EVERETT — A repeat drunken driver pleaded guilty Monday to killing a woman in a wrong-way crash on I-5 near Arlington.
Aaron Gentry, 56, had been weaving north in southbound traffic for miles on the afternoon of July 1, at speeds reported at up to 100 mph.
After a series of minor collisions and near-misses, Gentry crashed his daughter’s Ford Explorer head-on into a Toyota Corolla around 4 p.m.
Wyne had just merged to go south. She swerved but could not avoid the oncoming Ford. Wyne and her 1½-year-old son suffered minor injuries.
Robinson died instantly.
Gentry, of Tulalip, slurred words to a trooper and couldn’t be understood. Samples taken hours later measured his blood-alcohol content at 0.22. He has been in jail since July.
He entered Snohomish County Superior Court on Monday in a green-and-white striped inmate’s uniform.
Gentry pleaded guilty as charged to vehicular homicide while under the influence. It was the seventh time Gentry has been convicted of being intoxicated behind the wheel.
Snohomish County deputy prosecutor Tobin Darrow said he plans to recommend about 18 years behind bars at a sentencing hearing Jan. 30. Much of that time is not up to a judge’s discretion, because Gentry’s earlier alcohol-related convictions automatically tack on two years per offense.
To Robinson’s father, Ken, it will be not enough.
Under state law, sentences accounting for earlier DUIs are eligible for time off for good behavior.
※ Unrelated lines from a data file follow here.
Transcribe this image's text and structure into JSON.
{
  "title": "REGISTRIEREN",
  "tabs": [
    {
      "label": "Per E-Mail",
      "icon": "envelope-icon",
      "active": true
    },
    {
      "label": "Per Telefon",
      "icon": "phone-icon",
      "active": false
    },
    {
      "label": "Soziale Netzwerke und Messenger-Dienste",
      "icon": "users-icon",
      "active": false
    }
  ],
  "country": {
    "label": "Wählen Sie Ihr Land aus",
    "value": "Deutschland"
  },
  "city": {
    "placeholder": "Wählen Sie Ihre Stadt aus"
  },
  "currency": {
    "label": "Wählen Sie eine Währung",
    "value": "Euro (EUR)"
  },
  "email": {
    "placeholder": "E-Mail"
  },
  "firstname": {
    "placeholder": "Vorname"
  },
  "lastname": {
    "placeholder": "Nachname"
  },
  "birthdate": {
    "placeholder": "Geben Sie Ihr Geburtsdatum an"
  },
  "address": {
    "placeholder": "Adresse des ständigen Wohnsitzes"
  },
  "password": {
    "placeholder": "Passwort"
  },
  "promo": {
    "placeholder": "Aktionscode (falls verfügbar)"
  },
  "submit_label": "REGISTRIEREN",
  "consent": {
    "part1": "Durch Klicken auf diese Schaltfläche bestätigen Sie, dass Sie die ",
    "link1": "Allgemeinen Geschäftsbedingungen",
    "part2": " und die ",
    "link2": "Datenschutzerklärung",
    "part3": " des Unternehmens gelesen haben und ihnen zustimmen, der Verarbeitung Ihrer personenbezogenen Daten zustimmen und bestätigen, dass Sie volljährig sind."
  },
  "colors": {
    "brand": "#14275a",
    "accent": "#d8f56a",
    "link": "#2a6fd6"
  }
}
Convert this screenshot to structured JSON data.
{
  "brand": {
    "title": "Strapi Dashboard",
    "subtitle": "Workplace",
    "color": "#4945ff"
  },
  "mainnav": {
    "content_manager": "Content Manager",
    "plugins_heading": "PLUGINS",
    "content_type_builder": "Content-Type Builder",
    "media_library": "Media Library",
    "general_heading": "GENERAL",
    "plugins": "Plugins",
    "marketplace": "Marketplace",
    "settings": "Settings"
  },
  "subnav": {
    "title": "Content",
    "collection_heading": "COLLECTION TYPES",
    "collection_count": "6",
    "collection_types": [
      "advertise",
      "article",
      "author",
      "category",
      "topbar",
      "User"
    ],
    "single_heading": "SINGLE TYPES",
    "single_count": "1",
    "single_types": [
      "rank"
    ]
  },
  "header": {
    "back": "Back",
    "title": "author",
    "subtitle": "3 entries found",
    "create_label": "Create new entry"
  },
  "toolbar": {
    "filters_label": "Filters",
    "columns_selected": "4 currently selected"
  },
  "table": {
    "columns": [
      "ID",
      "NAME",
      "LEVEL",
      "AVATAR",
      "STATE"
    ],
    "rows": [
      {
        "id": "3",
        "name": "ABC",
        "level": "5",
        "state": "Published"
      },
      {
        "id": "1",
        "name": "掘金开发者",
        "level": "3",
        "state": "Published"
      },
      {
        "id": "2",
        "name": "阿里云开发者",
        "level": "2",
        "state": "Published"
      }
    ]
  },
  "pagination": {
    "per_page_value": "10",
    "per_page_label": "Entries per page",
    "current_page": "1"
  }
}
That differs from the time for convictions of using a deadly weapon, such as a gun or a knife.
“Somehow,” the father said Monday, “a car driving 80 miles per hour in the wrong direction is not a deadly weapon.”
If a judge approves the plea agreement, Gentry could walk out of jail in about 12 years, Ken Robinson said.
Four of Miriam Robinson’s siblings plan to attend the January hearing. Their sister was remembered as quirky, protective and deeply loved. Close friends and family said they would channel their anger into pushing for sterner laws against drunken driving.
“There’s no closure,” Ken Robinson said after the plea. “My daughter’s dead.”
Caleb Hutton: 425-339-3454; email@example.com. Twitter: @snocaleb.